(Excerpts from an interface dataset)
>>>>

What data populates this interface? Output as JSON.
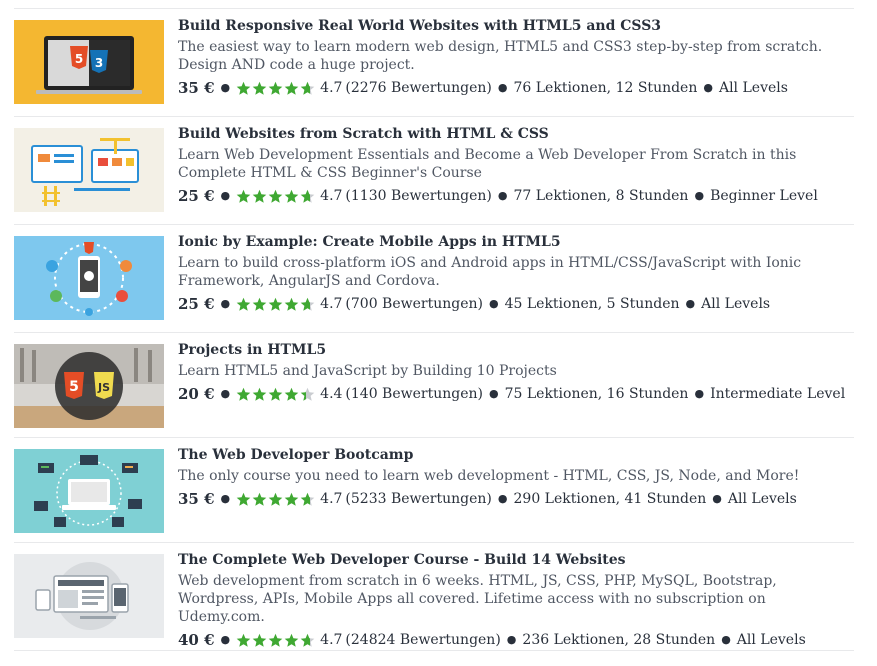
{
  "currency": "€",
  "colors": {
    "star": "#3fa832",
    "star_empty": "#c9ccd0",
    "title": "#29303b",
    "text": "#505763"
  },
  "courses": [
    {
      "title": "Build Responsive Real World Websites with HTML5 and CSS3",
      "headline": "The easiest way to learn modern web design, HTML5 and CSS3 step-by-step from scratch. Design AND code a huge project.",
      "price": "35 €",
      "rating": 4.7,
      "rating_text": "4.7",
      "reviews": "(2276 Bewertungen)",
      "lectures": "76 Lektionen, 12 Stunden",
      "level": "All Levels",
      "thumb_icon": "html5-css3-laptop-icon"
    },
    {
      "title": "Build Websites from Scratch with HTML & CSS",
      "headline": "Learn Web Development Essentials and Become a Web Developer From Scratch in this Complete HTML & CSS Beginner's Course",
      "price": "25 €",
      "rating": 4.7,
      "rating_text": "4.7",
      "reviews": "(1130 Bewertungen)",
      "lectures": "77 Lektionen, 8 Stunden",
      "level": "Beginner Level",
      "thumb_icon": "website-construction-icon"
    },
    {
      "title": "Ionic by Example: Create Mobile Apps in HTML5",
      "headline": "Learn to build cross-platform iOS and Android apps in HTML/CSS/JavaScript with Ionic Framework, AngularJS and Cordova.",
      "price": "25 €",
      "rating": 4.7,
      "rating_text": "4.7",
      "reviews": "(700 Bewertungen)",
      "lectures": "45 Lektionen, 5 Stunden",
      "level": "All Levels",
      "thumb_icon": "mobile-apps-icon"
    },
    {
      "title": "Projects in HTML5",
      "headline": "Learn HTML5 and JavaScript by Building 10 Projects",
      "price": "20 €",
      "rating": 4.4,
      "rating_text": "4.4",
      "reviews": "(140 Bewertungen)",
      "lectures": "75 Lektionen, 16 Stunden",
      "level": "Intermediate Level",
      "thumb_icon": "html5-js-badge-icon"
    },
    {
      "title": "The Web Developer Bootcamp",
      "headline": "The only course you need to learn web development - HTML, CSS, JS, Node, and More!",
      "price": "35 €",
      "rating": 4.7,
      "rating_text": "4.7",
      "reviews": "(5233 Bewertungen)",
      "lectures": "290 Lektionen, 41 Stunden",
      "level": "All Levels",
      "thumb_icon": "laptop-code-icon"
    },
    {
      "title": "The Complete Web Developer Course - Build 14 Websites",
      "headline": "Web development from scratch in 6 weeks. HTML, JS, CSS, PHP, MySQL, Bootstrap, Wordpress, APIs, Mobile Apps all covered. Lifetime access with no subscription on Udemy.com.",
      "price": "40 €",
      "rating": 4.7,
      "rating_text": "4.7",
      "reviews": "(24824 Bewertungen)",
      "lectures": "236 Lektionen, 28 Stunden",
      "level": "All Levels",
      "thumb_icon": "web-developer-devices-icon"
    }
  ]
}
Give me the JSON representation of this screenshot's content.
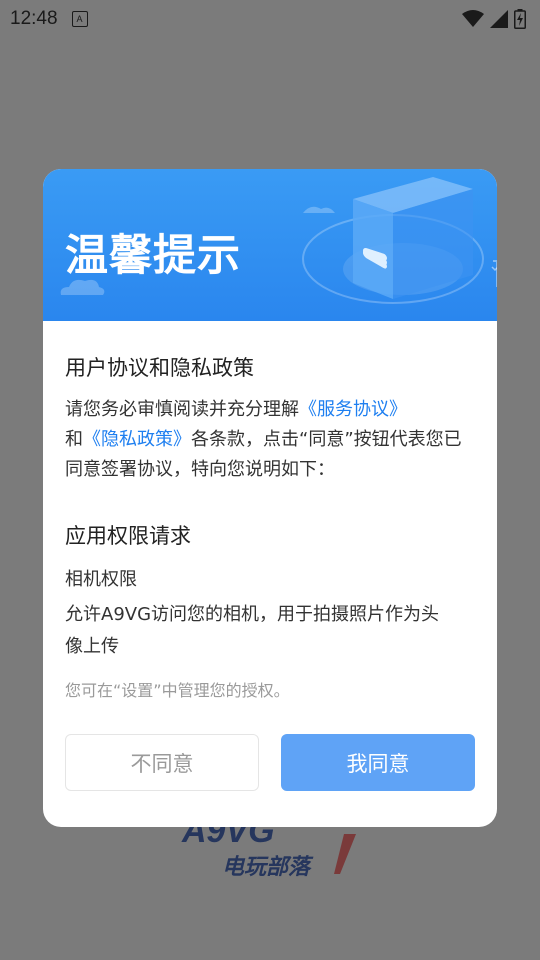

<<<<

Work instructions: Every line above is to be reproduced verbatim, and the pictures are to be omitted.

Expected answer:
What data populates this interface? Output as JSON.
{
  "currency": "€",
  "colors": {
    "star": "#3fa832",
    "star_empty": "#c9ccd0",
    "title": "#29303b",
    "text": "#505763"
  },
  "courses": [
    {
      "title": "Build Responsive Real World Websites with HTML5 and CSS3",
      "headline": "The easiest way to learn modern web design, HTML5 and CSS3 step-by-step from scratch. Design AND code a huge project.",
      "price": "35 €",
      "rating": 4.7,
      "rating_text": "4.7",
      "reviews": "(2276 Bewertungen)",
      "lectures": "76 Lektionen, 12 Stunden",
      "level": "All Levels",
      "thumb_icon": "html5-css3-laptop-icon"
    },
    {
      "title": "Build Websites from Scratch with HTML & CSS",
      "headline": "Learn Web Development Essentials and Become a Web Developer From Scratch in this Complete HTML & CSS Beginner's Course",
      "price": "25 €",
      "rating": 4.7,
      "rating_text": "4.7",
      "reviews": "(1130 Bewertungen)",
      "lectures": "77 Lektionen, 8 Stunden",
      "level": "Beginner Level",
      "thumb_icon": "website-construction-icon"
    },
    {
      "title": "Ionic by Example: Create Mobile Apps in HTML5",
      "headline": "Learn to build cross-platform iOS and Android apps in HTML/CSS/JavaScript with Ionic Framework, AngularJS and Cordova.",
      "price": "25 €",
      "rating": 4.7,
      "rating_text": "4.7",
      "reviews": "(700 Bewertungen)",
      "lectures": "45 Lektionen, 5 Stunden",
      "level": "All Levels",
      "thumb_icon": "mobile-apps-icon"
    },
    {
      "title": "Projects in HTML5",
      "headline": "Learn HTML5 and JavaScript by Building 10 Projects",
      "price": "20 €",
      "rating": 4.4,
      "rating_text": "4.4",
      "reviews": "(140 Bewertungen)",
      "lectures": "75 Lektionen, 16 Stunden",
      "level": "Intermediate Level",
      "thumb_icon": "html5-js-badge-icon"
    },
    {
      "title": "The Web Developer Bootcamp",
      "headline": "The only course you need to learn web development - HTML, CSS, JS, Node, and More!",
      "price": "35 €",
      "rating": 4.7,
      "rating_text": "4.7",
      "reviews": "(5233 Bewertungen)",
      "lectures": "290 Lektionen, 41 Stunden",
      "level": "All Levels",
      "thumb_icon": "laptop-code-icon"
    },
    {
      "title": "The Complete Web Developer Course - Build 14 Websites",
      "headline": "Web development from scratch in 6 weeks. HTML, JS, CSS, PHP, MySQL, Bootstrap, Wordpress, APIs, Mobile Apps all covered. Lifetime access with no subscription on Udemy.com.",
      "price": "40 €",
      "rating": 4.7,
      "rating_text": "4.7",
      "reviews": "(24824 Bewertungen)",
      "lectures": "236 Lektionen, 28 Stunden",
      "level": "All Levels",
      "thumb_icon": "web-developer-devices-icon"
    }
  ]
}
Give me the JSON representation of this screenshot's content.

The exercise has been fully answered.